**What needs to be done:** Going through the entries below, copy out each line that contains "label".

Data shown START

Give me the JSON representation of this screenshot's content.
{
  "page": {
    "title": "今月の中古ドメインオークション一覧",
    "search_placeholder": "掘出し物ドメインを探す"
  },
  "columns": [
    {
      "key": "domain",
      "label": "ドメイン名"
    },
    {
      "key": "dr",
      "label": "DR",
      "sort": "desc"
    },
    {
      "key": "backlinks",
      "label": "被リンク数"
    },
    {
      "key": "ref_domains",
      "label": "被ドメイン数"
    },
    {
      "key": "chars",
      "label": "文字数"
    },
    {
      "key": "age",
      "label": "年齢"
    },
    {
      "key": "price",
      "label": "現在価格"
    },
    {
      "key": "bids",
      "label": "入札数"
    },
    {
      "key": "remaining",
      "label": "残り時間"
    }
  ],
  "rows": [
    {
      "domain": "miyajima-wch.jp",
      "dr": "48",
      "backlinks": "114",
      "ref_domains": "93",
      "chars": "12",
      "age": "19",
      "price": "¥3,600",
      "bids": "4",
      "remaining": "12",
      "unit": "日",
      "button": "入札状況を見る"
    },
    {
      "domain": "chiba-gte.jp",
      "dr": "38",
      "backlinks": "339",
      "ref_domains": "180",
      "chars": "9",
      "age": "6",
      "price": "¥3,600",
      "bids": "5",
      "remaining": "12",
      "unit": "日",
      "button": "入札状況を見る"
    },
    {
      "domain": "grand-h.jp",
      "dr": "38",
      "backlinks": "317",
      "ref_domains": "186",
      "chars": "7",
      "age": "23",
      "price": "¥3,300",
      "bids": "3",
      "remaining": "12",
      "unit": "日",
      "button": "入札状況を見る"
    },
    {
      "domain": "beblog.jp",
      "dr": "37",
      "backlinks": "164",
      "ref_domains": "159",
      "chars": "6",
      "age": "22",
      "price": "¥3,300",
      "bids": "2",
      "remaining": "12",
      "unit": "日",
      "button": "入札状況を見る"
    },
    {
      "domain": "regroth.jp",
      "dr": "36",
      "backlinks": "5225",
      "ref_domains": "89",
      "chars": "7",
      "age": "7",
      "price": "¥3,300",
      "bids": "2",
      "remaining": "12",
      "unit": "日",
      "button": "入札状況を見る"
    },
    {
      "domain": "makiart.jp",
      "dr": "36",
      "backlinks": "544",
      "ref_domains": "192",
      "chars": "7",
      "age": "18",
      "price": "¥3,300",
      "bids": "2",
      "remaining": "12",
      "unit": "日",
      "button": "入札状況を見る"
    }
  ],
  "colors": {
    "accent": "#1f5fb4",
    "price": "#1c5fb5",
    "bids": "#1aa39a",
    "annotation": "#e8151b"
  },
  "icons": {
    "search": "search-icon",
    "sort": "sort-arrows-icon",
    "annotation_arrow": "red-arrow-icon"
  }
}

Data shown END

**Response to the task:**
      "label": "ドメイン名"
      "label": "DR",
      "label": "被リンク数"
      "label": "被ドメイン数"
      "label": "文字数"
      "label": "年齢"
      "label": "現在価格"
      "label": "入札数"
      "label": "残り時間"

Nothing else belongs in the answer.